What is being asked: Without leaving out a single line, copy the records exactly.
[[ Records for this task open ]]
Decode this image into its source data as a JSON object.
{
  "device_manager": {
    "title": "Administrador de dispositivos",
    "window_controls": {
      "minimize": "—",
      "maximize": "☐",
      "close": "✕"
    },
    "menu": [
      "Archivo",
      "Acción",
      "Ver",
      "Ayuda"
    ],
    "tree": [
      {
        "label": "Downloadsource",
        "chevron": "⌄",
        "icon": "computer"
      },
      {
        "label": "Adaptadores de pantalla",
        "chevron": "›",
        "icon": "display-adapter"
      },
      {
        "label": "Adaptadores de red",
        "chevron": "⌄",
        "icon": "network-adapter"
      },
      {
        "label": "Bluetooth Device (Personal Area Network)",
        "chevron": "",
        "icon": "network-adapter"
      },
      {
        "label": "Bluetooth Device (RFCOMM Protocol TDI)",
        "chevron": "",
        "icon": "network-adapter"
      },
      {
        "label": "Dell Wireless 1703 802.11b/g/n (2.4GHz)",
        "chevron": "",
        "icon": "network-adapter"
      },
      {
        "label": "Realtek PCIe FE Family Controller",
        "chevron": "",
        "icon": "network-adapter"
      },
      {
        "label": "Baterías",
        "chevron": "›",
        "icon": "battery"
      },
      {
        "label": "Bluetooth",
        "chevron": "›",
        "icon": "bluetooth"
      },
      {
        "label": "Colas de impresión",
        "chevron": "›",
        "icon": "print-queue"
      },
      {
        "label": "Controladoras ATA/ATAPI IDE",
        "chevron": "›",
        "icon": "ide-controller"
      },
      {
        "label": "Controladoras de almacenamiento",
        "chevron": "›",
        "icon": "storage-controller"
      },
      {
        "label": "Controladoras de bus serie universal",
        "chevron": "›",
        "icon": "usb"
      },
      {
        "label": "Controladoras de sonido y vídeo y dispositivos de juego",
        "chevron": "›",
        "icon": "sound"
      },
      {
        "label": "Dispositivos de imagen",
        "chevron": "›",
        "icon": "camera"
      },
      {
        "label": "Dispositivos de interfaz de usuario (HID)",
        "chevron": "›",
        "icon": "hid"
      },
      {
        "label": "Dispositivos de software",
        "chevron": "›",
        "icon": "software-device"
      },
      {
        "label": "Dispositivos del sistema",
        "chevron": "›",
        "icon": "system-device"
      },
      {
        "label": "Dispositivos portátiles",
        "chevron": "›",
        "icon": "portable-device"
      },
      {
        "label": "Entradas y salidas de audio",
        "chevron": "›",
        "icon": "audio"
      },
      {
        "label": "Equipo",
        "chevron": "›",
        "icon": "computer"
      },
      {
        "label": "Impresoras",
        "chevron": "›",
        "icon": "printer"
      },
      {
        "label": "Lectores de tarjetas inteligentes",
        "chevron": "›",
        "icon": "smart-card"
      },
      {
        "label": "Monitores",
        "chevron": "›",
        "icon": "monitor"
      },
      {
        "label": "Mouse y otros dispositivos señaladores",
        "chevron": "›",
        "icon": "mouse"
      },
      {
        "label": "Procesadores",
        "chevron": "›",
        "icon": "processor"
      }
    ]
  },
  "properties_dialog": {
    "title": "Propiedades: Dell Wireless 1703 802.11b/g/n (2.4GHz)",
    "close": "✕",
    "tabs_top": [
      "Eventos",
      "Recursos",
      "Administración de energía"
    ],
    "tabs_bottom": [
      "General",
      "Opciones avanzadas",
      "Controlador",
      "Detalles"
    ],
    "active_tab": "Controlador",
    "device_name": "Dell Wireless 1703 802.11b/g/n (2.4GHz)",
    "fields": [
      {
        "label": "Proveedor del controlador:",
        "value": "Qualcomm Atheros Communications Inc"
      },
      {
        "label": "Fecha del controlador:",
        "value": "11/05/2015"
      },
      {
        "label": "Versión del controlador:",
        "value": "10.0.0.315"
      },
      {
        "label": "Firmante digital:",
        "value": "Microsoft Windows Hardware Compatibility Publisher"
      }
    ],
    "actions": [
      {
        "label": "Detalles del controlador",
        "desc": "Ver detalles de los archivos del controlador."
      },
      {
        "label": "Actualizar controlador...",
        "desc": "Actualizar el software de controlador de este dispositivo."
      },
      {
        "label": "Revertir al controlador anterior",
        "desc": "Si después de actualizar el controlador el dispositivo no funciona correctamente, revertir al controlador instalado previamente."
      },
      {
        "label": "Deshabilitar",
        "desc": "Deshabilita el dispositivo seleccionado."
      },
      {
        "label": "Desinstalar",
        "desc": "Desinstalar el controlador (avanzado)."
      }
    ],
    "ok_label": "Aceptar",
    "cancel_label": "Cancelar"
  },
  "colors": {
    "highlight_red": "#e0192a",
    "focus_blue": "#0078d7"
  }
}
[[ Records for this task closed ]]
Reply:
Decode this image into its source data as a JSON object.
{
  "device_manager": {
    "title": "Administrador de dispositivos",
    "window_controls": {
      "minimize": "—",
      "maximize": "☐",
      "close": "✕"
    },
    "menu": [
      "Archivo",
      "Acción",
      "Ver",
      "Ayuda"
    ],
    "tree": [
      {
        "label": "Downloadsource",
        "chevron": "⌄",
        "icon": "computer"
      },
      {
        "label": "Adaptadores de pantalla",
        "chevron": "›",
        "icon": "display-adapter"
      },
      {
        "label": "Adaptadores de red",
        "chevron": "⌄",
        "icon": "network-adapter"
      },
      {
        "label": "Bluetooth Device (Personal Area Network)",
        "chevron": "",
        "icon": "network-adapter"
      },
      {
        "label": "Bluetooth Device (RFCOMM Protocol TDI)",
        "chevron": "",
        "icon": "network-adapter"
      },
      {
        "label": "Dell Wireless 1703 802.11b/g/n (2.4GHz)",
        "chevron": "",
        "icon": "network-adapter"
      },
      {
        "label": "Realtek PCIe FE Family Controller",
        "chevron": "",
        "icon": "network-adapter"
      },
      {
        "label": "Baterías",
        "chevron": "›",
        "icon": "battery"
      },
      {
        "label": "Bluetooth",
        "chevron": "›",
        "icon": "bluetooth"
      },
      {
        "label": "Colas de impresión",
        "chevron": "›",
        "icon": "print-queue"
      },
      {
        "label": "Controladoras ATA/ATAPI IDE",
        "chevron": "›",
        "icon": "ide-controller"
      },
      {
        "label": "Controladoras de almacenamiento",
        "chevron": "›",
        "icon": "storage-controller"
      },
      {
        "label": "Controladoras de bus serie universal",
        "chevron": "›",
        "icon": "usb"
      },
      {
        "label": "Controladoras de sonido y vídeo y dispositivos de juego",
        "chevron": "›",
        "icon": "sound"
      },
      {
        "label": "Dispositivos de imagen",
        "chevron": "›",
        "icon": "camera"
      },
      {
        "label": "Dispositivos de interfaz de usuario (HID)",
        "chevron": "›",
        "icon": "hid"
      },
      {
        "label": "Dispositivos de software",
        "chevron": "›",
        "icon": "software-device"
      },
      {
        "label": "Dispositivos del sistema",
        "chevron": "›",
        "icon": "system-device"
      },
      {
        "label": "Dispositivos portátiles",
        "chevron": "›",
        "icon": "portable-device"
      },
      {
        "label": "Entradas y salidas de audio",
        "chevron": "›",
        "icon": "audio"
      },
      {
        "label": "Equipo",
        "chevron": "›",
        "icon": "computer"
      },
      {
        "label": "Impresoras",
        "chevron": "›",
        "icon": "printer"
      },
      {
        "label": "Lectores de tarjetas inteligentes",
        "chevron": "›",
        "icon": "smart-card"
      },
      {
        "label": "Monitores",
        "chevron": "›",
        "icon": "monitor"
      },
      {
        "label": "Mouse y otros dispositivos señaladores",
        "chevron": "›",
        "icon": "mouse"
      },
      {
        "label": "Procesadores",
        "chevron": "›",
        "icon": "processor"
      }
    ]
  },
  "properties_dialog": {
    "title": "Propiedades: Dell Wireless 1703 802.11b/g/n (2.4GHz)",
    "close": "✕",
    "tabs_top": [
      "Eventos",
      "Recursos",
      "Administración de energía"
    ],
    "tabs_bottom": [
      "General",
      "Opciones avanzadas",
      "Controlador",
      "Detalles"
    ],
    "active_tab": "Controlador",
    "device_name": "Dell Wireless 1703 802.11b/g/n (2.4GHz)",
    "fields": [
      {
        "label": "Proveedor del controlador:",
        "value": "Qualcomm Atheros Communications Inc"
      },
      {
        "label": "Fecha del controlador:",
        "value": "11/05/2015"
      },
      {
        "label": "Versión del controlador:",
        "value": "10.0.0.315"
      },
      {
        "label": "Firmante digital:",
        "value": "Microsoft Windows Hardware Compatibility Publisher"
      }
    ],
    "actions": [
      {
        "label": "Detalles del controlador",
        "desc": "Ver detalles de los archivos del controlador."
      },
      {
        "label": "Actualizar controlador...",
        "desc": "Actualizar el software de controlador de este dispositivo."
      },
      {
        "label": "Revertir al controlador anterior",
        "desc": "Si después de actualizar el controlador el dispositivo no funciona correctamente, revertir al controlador instalado previamente."
      },
      {
        "label": "Deshabilitar",
        "desc": "Deshabilita el dispositivo seleccionado."
      },
      {
        "label": "Desinstalar",
        "desc": "Desinstalar el controlador (avanzado)."
      }
    ],
    "ok_label": "Aceptar",
    "cancel_label": "Cancelar"
  },
  "colors": {
    "highlight_red": "#e0192a",
    "focus_blue": "#0078d7"
  }
}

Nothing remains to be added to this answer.